Problem statement: Please return the data word for word and leave out any picture it contains.

(Stored data entries)
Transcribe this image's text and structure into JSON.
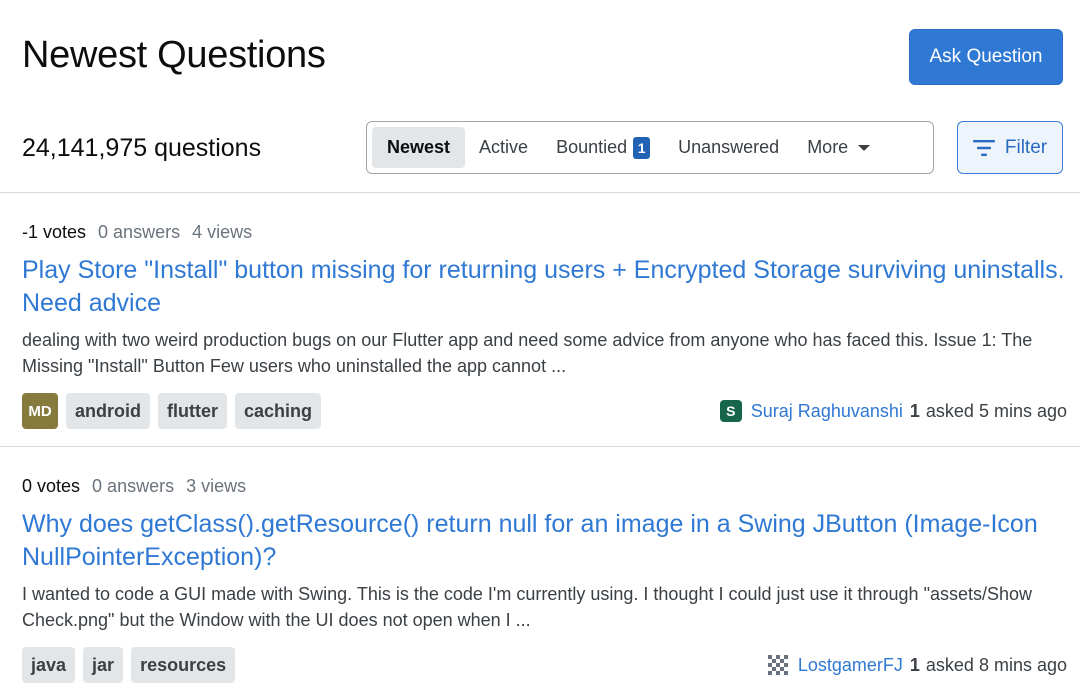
{
  "header": {
    "title": "Newest Questions",
    "ask_button": "Ask Question"
  },
  "count_label": "24,141,975 questions",
  "tabs": [
    {
      "label": "Newest",
      "active": true
    },
    {
      "label": "Active"
    },
    {
      "label": "Bountied",
      "badge": "1"
    },
    {
      "label": "Unanswered"
    },
    {
      "label": "More",
      "icon": "caret-down-icon"
    }
  ],
  "filter_button": {
    "label": "Filter",
    "icon": "filter-icon"
  },
  "questions": [
    {
      "votes": "-1 votes",
      "answers": "0 answers",
      "views": "4 views",
      "title": "Play Store \"Install\" button missing for returning users + Encrypted Storage surviving uninstalls. Need advice",
      "excerpt": "dealing with two weird production bugs on our Flutter app and need some advice from anyone who has faced this. Issue 1: The Missing \"Install\" Button Few users who uninstalled the app cannot ...",
      "tag_avatar": "MD",
      "tags": [
        "android",
        "flutter",
        "caching"
      ],
      "user": {
        "avatar_letter": "S",
        "name": "Suraj Raghuvanshi",
        "reputation": "1",
        "asked": "asked 5 mins ago"
      }
    },
    {
      "votes": "0 votes",
      "answers": "0 answers",
      "views": "3 views",
      "title": "Why does getClass().getResource() return null for an image in a Swing JButton (Image-Icon NullPointerException)?",
      "excerpt": "I wanted to code a GUI made with Swing. This is the code I'm currently using. I thought I could just use it through \"assets/Show Check.png\" but the Window with the UI does not open when I ...",
      "tags": [
        "java",
        "jar",
        "resources"
      ],
      "user": {
        "avatar": "identicon-avatar",
        "name": "LostgamerFJ",
        "reputation": "1",
        "asked": "asked 8 mins ago"
      }
    }
  ],
  "colors": {
    "accent": "#2f78d4",
    "badge": "#2162b5",
    "tag_bg": "#e3e6e8",
    "user_avatar": "#17664a",
    "md_avatar": "#867a3d"
  }
}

Exercise output:
Transcribe this image's text and structure into JSON.
{
  "header": {
    "title": "Newest Questions",
    "ask_button": "Ask Question"
  },
  "count_label": "24,141,975 questions",
  "tabs": [
    {
      "label": "Newest",
      "active": true
    },
    {
      "label": "Active"
    },
    {
      "label": "Bountied",
      "badge": "1"
    },
    {
      "label": "Unanswered"
    },
    {
      "label": "More",
      "icon": "caret-down-icon"
    }
  ],
  "filter_button": {
    "label": "Filter",
    "icon": "filter-icon"
  },
  "questions": [
    {
      "votes": "-1 votes",
      "answers": "0 answers",
      "views": "4 views",
      "title": "Play Store \"Install\" button missing for returning users + Encrypted Storage surviving uninstalls. Need advice",
      "excerpt": "dealing with two weird production bugs on our Flutter app and need some advice from anyone who has faced this. Issue 1: The Missing \"Install\" Button Few users who uninstalled the app cannot ...",
      "tag_avatar": "MD",
      "tags": [
        "android",
        "flutter",
        "caching"
      ],
      "user": {
        "avatar_letter": "S",
        "name": "Suraj Raghuvanshi",
        "reputation": "1",
        "asked": "asked 5 mins ago"
      }
    },
    {
      "votes": "0 votes",
      "answers": "0 answers",
      "views": "3 views",
      "title": "Why does getClass().getResource() return null for an image in a Swing JButton (Image-Icon NullPointerException)?",
      "excerpt": "I wanted to code a GUI made with Swing. This is the code I'm currently using. I thought I could just use it through \"assets/Show Check.png\" but the Window with the UI does not open when I ...",
      "tags": [
        "java",
        "jar",
        "resources"
      ],
      "user": {
        "avatar": "identicon-avatar",
        "name": "LostgamerFJ",
        "reputation": "1",
        "asked": "asked 8 mins ago"
      }
    }
  ],
  "colors": {
    "accent": "#2f78d4",
    "badge": "#2162b5",
    "tag_bg": "#e3e6e8",
    "user_avatar": "#17664a",
    "md_avatar": "#867a3d"
  }
}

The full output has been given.